What exactly do you give up? Well, you can’t actually answer a call from your Fitbit, or reply to a text, or trigger your 2FA app, or automagically unlock your desktop computer. That’s…about it, actually. Problem is, answering calls and replying to messages from this watch now are functions that work in name only; from a practicality standpoint, I can’t do it. The 2FA thing is nice, but when I’m at my desk, it’s a piece of cake to pick the phone up off the wireless pad (which is 3rd party as Apple is a year in arrears with theirs) and unlock with FaceID, tap the notification and hit “approve.” (If I’m working on the phone itself, it’s even easier to just pull down on the notification.) And I’m sure the security folks will thank me not to be automatically unlocking my work laptop with mere proximity.
And even if this functions were more important…are they $300 more important than the Alta HR my wife bought me on Amazon’s Prime Day? Apparently not, as I’m wearing the Apple Watch to work today for the first time in…a month? Maybe? I haven’t taken the Apple Watch on a trip longer than overnight since I had it; it didn’t go to London or Ireland or Disneyland or New York or Hawaii. In fact, wearing my mechanical watch rather than the Apple Watch became something of an act of cosplay, a gesture toward a time when the only piece of information I’ll need on my arm is the time. The Fitbit is on there all the time, pushing me to more steps, getting me more active in ways that are already beginning to show results – and giving me actionable information about my sleep.
The original Apple Watch was bought after a single runaway heartbeat incident, at a time when I was seriously worried about what the job had done to my health and in fear that worse things might be coming. Right now, the Fitbit is helping me take charge of my health on my own terms. That’s a win. And that’s $400 I don’t have to spend, on top of the $500 I don’t have to spend on a new iPhone SE2 or the $500 I don’t have to spend on a new iPad mini (also discontinued).

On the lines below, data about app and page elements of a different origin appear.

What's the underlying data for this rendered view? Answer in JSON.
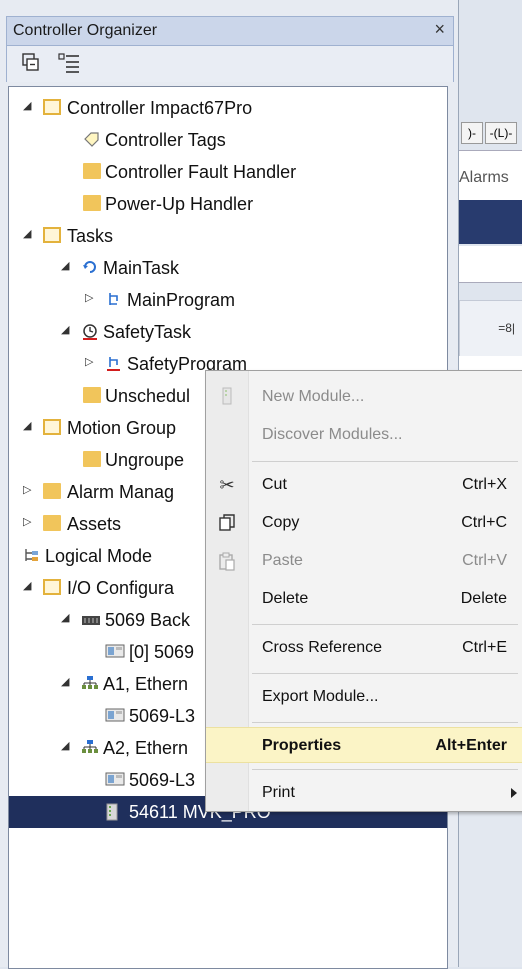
{
  "panel": {
    "title": "Controller Organizer",
    "close_glyph": "×"
  },
  "toolbar": {
    "buttons": [
      "collapse-all-icon",
      "expand-all-icon"
    ]
  },
  "tree": [
    {
      "label": "Controller Impact67Pro",
      "icon": "folder-open-icon",
      "expander": "◢"
    },
    {
      "label": "Controller Tags",
      "icon": "tag-icon"
    },
    {
      "label": "Controller Fault Handler",
      "icon": "folder-icon"
    },
    {
      "label": "Power-Up Handler",
      "icon": "folder-icon"
    },
    {
      "label": "Tasks",
      "icon": "folder-open-icon",
      "expander": "◢"
    },
    {
      "label": "MainTask",
      "icon": "continuous-task-icon",
      "expander": "◢"
    },
    {
      "label": "MainProgram",
      "icon": "program-icon",
      "expander": "▷"
    },
    {
      "label": "SafetyTask",
      "icon": "safety-task-icon",
      "expander": "◢"
    },
    {
      "label": "SafetyProgram",
      "icon": "safety-program-icon",
      "expander": "▷"
    },
    {
      "label": "Unschedul",
      "icon": "folder-icon"
    },
    {
      "label": "Motion Group",
      "icon": "folder-open-icon",
      "expander": "◢"
    },
    {
      "label": "Ungroupe",
      "icon": "folder-icon"
    },
    {
      "label": "Alarm Manag",
      "icon": "folder-icon",
      "expander": "▷"
    },
    {
      "label": "Assets",
      "icon": "folder-icon",
      "expander": "▷"
    },
    {
      "label": "Logical Mode",
      "icon": "logical-model-icon"
    },
    {
      "label": "I/O Configura",
      "icon": "folder-open-icon",
      "expander": "◢"
    },
    {
      "label": "5069 Back",
      "icon": "backplane-icon",
      "expander": "◢"
    },
    {
      "label": "[0] 5069",
      "icon": "module-icon"
    },
    {
      "label": "A1, Ethern",
      "icon": "network-icon",
      "expander": "◢"
    },
    {
      "label": "5069-L3",
      "icon": "module-icon"
    },
    {
      "label": "A2, Ethern",
      "icon": "network-icon",
      "expander": "◢"
    },
    {
      "label": "5069-L3",
      "icon": "module-icon"
    },
    {
      "label": "54611 MVK_PRO",
      "icon": "device-icon",
      "selected": true
    }
  ],
  "context_menu": {
    "items": [
      {
        "label": "New Module...",
        "shortcut": "",
        "disabled": true,
        "icon": "new-module-icon"
      },
      {
        "label": "Discover Modules...",
        "shortcut": "",
        "disabled": true
      },
      {
        "label": "Cut",
        "shortcut": "Ctrl+X",
        "icon": "scissors-icon"
      },
      {
        "label": "Copy",
        "shortcut": "Ctrl+C",
        "icon": "copy-icon"
      },
      {
        "label": "Paste",
        "shortcut": "Ctrl+V",
        "disabled": true,
        "icon": "paste-icon"
      },
      {
        "label": "Delete",
        "shortcut": "Delete"
      },
      {
        "label": "Cross Reference",
        "shortcut": "Ctrl+E"
      },
      {
        "label": "Export Module...",
        "shortcut": ""
      },
      {
        "label": "Properties",
        "shortcut": "Alt+Enter",
        "highlighted": true
      },
      {
        "label": "Print",
        "shortcut": "",
        "submenu": true
      }
    ]
  },
  "background": {
    "alarms_label": "Alarms",
    "ladder_label_1": ")-",
    "ladder_label_2": "-(L)-",
    "tool_glyph": "=8|"
  }
}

It’s nice, to quote Voice of the Beehive, when what you have is enough.